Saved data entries
[Start of section]

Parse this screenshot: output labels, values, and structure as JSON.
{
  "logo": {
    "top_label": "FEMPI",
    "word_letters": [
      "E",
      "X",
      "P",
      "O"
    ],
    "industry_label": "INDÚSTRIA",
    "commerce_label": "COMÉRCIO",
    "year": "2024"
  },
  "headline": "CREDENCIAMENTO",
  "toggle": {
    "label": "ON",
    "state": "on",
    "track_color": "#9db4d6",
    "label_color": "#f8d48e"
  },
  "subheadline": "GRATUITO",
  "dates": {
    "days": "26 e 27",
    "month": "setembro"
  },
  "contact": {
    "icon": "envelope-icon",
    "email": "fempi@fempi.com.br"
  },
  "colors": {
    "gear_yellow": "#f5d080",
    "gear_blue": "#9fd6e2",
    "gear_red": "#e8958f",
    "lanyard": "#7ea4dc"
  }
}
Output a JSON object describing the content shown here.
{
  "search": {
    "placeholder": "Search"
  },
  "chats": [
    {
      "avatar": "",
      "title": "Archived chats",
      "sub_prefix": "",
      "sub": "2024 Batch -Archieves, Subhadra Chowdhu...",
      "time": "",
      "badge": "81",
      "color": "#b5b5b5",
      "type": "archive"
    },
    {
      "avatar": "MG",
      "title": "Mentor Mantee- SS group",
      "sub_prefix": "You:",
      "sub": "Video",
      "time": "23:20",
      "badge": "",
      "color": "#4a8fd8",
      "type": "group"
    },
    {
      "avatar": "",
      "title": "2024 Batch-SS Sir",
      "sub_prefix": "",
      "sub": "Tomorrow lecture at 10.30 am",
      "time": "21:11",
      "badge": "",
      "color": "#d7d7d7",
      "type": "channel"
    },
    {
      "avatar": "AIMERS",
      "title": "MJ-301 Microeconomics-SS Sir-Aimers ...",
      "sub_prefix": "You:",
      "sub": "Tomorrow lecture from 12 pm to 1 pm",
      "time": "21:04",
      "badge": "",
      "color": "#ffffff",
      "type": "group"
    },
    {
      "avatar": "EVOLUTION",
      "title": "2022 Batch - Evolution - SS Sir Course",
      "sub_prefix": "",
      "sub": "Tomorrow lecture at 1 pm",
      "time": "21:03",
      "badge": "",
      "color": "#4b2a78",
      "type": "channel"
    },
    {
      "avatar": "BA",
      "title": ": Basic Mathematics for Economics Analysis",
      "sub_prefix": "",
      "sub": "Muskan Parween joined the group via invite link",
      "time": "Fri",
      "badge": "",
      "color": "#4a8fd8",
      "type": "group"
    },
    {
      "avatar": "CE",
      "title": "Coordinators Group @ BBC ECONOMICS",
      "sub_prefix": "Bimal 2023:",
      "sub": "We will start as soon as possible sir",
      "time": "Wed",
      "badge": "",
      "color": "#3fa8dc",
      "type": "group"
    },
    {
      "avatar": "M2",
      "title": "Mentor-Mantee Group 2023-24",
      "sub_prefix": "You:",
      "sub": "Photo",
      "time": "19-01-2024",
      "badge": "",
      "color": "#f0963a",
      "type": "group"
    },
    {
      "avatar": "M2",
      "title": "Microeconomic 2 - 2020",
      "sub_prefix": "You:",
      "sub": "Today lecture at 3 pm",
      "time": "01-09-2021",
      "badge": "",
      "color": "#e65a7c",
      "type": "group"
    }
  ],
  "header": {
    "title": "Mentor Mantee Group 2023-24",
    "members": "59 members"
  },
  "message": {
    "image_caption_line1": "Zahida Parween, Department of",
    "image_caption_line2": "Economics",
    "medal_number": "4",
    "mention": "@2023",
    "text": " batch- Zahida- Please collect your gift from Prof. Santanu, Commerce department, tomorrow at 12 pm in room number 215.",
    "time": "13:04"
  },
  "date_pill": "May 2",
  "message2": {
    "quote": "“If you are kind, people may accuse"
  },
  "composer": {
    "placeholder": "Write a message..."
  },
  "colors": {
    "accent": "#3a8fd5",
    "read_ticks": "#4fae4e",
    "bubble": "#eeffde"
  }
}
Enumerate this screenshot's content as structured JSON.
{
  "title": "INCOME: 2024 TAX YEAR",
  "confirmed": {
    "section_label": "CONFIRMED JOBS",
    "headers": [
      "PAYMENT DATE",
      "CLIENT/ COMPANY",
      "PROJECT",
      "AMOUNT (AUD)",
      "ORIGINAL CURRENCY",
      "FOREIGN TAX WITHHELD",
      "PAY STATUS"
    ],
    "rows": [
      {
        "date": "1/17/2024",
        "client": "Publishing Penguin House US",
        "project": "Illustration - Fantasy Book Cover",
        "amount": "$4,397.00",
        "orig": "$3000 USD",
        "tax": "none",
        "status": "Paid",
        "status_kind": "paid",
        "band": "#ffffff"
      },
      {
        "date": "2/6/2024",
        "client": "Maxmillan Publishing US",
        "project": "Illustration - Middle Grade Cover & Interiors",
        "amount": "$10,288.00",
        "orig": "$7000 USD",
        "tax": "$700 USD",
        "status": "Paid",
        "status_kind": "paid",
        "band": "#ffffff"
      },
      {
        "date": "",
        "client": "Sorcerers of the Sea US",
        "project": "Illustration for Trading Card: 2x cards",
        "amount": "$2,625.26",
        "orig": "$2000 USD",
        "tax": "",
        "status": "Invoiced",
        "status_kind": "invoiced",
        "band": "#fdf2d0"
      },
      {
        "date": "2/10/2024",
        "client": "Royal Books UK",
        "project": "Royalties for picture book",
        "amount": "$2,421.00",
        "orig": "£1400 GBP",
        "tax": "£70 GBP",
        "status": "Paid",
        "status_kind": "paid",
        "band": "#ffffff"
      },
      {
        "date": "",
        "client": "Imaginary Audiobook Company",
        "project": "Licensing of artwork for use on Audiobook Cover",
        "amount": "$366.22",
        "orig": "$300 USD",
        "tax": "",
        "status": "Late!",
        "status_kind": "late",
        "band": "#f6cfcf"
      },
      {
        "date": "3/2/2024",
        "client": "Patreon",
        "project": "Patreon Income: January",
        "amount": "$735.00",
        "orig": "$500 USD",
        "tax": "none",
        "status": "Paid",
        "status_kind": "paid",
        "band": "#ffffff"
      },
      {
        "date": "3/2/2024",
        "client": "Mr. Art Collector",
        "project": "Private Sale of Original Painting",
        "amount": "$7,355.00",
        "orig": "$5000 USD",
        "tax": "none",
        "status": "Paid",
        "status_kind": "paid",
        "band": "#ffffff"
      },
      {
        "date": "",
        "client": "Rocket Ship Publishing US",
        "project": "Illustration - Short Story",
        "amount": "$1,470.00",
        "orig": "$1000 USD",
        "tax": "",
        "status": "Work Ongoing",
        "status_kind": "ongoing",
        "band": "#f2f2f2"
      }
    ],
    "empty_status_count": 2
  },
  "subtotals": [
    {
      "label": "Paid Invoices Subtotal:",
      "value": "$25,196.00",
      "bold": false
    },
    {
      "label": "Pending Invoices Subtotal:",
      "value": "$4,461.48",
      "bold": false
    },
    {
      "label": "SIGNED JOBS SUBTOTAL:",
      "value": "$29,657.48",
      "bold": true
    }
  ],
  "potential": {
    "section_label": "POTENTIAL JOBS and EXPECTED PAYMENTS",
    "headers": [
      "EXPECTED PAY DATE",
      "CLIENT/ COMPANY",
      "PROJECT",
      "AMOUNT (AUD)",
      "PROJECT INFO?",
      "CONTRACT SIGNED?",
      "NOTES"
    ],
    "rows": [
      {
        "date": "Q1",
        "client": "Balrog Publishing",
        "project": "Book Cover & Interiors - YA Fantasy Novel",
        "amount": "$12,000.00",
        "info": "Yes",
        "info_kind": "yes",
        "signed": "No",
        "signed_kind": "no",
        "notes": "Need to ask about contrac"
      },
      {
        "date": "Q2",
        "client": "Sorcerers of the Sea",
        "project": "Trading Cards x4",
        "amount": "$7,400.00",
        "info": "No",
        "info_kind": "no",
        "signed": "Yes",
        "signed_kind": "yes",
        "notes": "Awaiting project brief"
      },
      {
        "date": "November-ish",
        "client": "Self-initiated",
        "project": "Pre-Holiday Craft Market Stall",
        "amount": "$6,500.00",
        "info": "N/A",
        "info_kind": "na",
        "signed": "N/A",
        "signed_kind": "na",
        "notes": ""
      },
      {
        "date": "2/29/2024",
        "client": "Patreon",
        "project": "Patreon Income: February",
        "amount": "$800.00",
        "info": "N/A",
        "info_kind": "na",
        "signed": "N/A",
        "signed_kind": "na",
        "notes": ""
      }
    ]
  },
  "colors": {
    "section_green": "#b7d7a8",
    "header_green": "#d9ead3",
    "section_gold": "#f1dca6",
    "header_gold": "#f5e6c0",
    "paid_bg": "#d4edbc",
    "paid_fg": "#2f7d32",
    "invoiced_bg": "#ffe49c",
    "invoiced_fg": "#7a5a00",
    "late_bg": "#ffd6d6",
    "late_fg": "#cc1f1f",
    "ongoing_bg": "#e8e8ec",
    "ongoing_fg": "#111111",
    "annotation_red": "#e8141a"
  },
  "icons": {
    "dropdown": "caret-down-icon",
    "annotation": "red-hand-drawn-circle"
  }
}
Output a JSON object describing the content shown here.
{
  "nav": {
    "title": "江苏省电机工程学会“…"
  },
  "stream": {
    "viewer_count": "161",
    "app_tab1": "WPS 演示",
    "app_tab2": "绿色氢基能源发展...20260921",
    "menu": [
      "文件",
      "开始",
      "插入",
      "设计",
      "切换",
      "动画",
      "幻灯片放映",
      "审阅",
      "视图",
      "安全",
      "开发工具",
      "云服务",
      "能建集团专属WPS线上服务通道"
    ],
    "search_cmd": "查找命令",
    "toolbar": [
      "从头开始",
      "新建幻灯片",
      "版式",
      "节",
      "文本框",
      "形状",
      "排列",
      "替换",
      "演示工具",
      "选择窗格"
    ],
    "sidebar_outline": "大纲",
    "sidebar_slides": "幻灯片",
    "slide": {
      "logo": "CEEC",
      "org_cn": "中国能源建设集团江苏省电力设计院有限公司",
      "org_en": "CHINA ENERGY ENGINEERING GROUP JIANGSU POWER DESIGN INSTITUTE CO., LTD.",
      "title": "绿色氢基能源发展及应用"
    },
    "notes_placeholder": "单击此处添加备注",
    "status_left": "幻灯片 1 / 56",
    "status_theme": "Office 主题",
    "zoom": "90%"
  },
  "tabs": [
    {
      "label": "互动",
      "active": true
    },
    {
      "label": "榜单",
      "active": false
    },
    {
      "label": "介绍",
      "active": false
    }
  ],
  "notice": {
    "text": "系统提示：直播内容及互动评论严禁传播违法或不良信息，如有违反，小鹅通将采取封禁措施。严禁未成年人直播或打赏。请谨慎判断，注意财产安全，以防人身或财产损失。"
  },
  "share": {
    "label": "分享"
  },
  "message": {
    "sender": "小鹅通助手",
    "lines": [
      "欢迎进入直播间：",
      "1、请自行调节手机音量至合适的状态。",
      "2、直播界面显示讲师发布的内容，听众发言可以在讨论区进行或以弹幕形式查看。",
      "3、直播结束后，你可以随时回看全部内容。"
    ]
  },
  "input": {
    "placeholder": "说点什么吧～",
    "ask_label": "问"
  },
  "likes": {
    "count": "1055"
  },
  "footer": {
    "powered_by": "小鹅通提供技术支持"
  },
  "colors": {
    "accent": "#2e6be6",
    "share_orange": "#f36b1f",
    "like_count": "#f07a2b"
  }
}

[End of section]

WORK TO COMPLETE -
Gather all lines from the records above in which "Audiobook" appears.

REPLY -
        "client": "Imaginary Audiobook Company",
        "project": "Licensing of artwork for use on Audiobook Cover",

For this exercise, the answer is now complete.